▸ **EXERCISE INPUTS**
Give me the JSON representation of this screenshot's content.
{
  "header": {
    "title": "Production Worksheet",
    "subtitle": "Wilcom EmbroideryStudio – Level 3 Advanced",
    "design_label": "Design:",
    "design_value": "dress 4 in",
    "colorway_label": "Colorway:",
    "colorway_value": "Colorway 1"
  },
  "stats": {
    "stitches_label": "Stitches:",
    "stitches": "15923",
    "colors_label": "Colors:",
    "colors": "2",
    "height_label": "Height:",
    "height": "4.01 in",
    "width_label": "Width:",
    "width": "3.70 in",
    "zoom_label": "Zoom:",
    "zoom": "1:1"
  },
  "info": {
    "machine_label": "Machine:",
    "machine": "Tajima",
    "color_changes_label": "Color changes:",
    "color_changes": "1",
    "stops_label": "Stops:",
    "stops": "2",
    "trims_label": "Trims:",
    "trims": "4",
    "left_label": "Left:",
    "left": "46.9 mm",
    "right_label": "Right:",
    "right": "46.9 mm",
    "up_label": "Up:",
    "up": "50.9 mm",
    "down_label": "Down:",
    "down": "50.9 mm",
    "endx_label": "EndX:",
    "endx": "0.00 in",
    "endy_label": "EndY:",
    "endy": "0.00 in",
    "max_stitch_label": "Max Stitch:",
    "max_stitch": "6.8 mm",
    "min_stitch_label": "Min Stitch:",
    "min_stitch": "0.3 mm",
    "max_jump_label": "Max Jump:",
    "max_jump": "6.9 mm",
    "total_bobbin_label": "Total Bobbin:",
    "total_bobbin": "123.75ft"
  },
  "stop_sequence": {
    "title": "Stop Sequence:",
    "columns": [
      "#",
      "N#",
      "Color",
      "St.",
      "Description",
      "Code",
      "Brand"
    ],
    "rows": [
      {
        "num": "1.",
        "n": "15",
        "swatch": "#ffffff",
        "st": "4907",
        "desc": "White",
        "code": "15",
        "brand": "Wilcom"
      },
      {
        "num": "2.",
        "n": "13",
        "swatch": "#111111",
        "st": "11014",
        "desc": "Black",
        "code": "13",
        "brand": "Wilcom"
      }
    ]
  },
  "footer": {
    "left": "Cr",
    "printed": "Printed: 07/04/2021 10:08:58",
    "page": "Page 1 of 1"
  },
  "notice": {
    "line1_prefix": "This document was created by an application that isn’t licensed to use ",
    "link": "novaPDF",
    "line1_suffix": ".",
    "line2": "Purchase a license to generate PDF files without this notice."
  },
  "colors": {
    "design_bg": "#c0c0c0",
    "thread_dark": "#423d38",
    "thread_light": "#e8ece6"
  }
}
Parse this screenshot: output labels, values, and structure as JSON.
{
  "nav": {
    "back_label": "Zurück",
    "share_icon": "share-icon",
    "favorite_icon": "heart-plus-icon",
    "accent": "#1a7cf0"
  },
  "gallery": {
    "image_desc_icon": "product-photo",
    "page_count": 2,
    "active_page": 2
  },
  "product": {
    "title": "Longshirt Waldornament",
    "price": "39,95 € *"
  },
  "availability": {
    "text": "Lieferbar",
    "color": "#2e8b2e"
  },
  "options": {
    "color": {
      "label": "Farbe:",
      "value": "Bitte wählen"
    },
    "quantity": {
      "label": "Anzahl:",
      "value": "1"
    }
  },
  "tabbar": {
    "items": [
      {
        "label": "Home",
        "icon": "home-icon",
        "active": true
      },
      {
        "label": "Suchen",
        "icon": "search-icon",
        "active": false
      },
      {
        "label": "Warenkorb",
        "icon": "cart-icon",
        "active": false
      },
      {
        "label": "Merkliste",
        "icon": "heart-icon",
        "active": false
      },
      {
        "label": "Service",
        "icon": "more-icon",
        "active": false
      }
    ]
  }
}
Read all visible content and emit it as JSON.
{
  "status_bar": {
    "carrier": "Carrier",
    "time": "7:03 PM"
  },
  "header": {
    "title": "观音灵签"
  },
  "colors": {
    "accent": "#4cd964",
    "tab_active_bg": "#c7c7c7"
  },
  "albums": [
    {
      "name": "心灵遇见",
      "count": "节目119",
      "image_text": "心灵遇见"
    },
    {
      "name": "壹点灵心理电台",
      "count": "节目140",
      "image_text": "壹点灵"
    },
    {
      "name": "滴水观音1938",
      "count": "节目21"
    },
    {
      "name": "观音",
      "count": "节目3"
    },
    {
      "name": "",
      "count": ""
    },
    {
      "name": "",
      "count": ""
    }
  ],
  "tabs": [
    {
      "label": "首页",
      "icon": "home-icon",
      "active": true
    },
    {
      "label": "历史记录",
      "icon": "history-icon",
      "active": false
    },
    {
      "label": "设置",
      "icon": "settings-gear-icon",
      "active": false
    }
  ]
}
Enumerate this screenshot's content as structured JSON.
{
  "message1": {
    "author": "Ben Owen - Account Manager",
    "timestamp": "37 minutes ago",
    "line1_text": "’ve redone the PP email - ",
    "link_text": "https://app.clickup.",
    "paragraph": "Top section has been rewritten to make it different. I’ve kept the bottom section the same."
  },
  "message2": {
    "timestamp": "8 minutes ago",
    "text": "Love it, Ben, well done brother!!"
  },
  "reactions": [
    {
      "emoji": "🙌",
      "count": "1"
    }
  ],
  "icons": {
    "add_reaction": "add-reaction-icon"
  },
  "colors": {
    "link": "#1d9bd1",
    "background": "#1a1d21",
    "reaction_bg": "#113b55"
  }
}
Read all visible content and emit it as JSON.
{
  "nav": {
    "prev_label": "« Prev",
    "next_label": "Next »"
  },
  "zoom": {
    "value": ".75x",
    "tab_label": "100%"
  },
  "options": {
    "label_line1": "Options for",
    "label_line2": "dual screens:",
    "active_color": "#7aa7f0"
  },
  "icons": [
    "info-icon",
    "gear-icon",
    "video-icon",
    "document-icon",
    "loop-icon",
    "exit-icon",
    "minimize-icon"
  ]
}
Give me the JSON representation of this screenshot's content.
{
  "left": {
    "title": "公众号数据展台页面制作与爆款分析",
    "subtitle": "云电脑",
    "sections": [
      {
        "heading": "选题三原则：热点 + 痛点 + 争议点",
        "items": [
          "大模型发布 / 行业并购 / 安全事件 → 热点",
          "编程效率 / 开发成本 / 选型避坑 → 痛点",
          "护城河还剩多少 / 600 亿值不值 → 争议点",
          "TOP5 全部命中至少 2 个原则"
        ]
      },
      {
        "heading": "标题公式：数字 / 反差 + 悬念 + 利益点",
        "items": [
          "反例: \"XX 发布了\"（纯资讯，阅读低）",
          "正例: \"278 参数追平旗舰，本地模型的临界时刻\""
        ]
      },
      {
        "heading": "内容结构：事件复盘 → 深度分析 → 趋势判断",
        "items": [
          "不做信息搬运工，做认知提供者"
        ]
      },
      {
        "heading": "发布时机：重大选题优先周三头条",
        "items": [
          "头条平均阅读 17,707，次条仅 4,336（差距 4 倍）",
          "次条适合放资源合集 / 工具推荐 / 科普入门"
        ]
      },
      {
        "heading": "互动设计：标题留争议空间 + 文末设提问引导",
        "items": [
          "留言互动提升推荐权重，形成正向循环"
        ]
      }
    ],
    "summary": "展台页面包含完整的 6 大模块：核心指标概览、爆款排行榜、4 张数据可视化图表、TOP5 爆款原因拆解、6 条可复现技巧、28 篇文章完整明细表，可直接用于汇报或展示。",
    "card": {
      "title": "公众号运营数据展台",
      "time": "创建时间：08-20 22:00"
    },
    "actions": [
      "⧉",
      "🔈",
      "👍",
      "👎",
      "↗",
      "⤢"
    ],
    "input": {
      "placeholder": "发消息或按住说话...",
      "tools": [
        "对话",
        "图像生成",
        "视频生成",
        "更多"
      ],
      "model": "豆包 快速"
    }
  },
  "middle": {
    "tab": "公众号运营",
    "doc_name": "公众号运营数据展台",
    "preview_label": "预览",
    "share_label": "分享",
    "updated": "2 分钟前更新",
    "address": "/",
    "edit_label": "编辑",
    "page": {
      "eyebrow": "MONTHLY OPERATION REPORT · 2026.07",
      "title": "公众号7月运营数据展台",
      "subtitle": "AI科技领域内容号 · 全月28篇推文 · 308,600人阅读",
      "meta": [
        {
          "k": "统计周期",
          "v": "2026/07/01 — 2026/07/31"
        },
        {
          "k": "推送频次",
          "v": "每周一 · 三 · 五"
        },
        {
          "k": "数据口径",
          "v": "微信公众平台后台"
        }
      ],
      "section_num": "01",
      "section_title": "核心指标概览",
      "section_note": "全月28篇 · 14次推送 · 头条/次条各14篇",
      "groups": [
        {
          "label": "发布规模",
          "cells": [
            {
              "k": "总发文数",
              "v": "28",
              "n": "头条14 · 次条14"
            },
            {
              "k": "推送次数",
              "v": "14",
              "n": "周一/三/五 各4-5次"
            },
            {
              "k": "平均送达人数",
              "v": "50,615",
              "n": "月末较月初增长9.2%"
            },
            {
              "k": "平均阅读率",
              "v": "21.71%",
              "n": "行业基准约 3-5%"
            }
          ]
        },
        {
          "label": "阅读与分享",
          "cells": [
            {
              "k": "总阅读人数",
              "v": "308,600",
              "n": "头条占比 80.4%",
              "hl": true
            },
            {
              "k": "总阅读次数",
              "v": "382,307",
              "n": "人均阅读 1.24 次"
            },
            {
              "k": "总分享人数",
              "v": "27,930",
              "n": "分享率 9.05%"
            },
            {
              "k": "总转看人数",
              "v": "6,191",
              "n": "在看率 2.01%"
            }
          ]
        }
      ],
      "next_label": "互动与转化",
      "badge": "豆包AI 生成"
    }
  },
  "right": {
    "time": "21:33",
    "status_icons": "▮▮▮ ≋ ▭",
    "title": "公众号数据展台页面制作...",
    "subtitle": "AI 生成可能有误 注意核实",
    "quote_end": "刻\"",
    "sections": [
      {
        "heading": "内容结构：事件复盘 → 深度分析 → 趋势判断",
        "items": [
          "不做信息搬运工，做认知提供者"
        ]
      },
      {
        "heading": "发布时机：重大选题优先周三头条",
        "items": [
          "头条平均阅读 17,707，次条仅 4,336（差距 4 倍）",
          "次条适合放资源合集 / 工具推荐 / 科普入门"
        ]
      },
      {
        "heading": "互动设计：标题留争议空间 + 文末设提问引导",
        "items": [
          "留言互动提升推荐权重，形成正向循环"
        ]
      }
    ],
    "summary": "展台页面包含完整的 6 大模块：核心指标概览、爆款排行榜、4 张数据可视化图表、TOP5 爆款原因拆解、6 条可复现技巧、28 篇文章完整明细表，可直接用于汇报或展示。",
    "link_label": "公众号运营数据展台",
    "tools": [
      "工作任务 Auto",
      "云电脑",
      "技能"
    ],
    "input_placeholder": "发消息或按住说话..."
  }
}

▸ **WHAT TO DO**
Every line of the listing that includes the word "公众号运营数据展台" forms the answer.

▸ **FINISHED EXERCISE**
      "title": "公众号运营数据展台",
    "doc_name": "公众号运营数据展台",
    "link_label": "公众号运营数据展台",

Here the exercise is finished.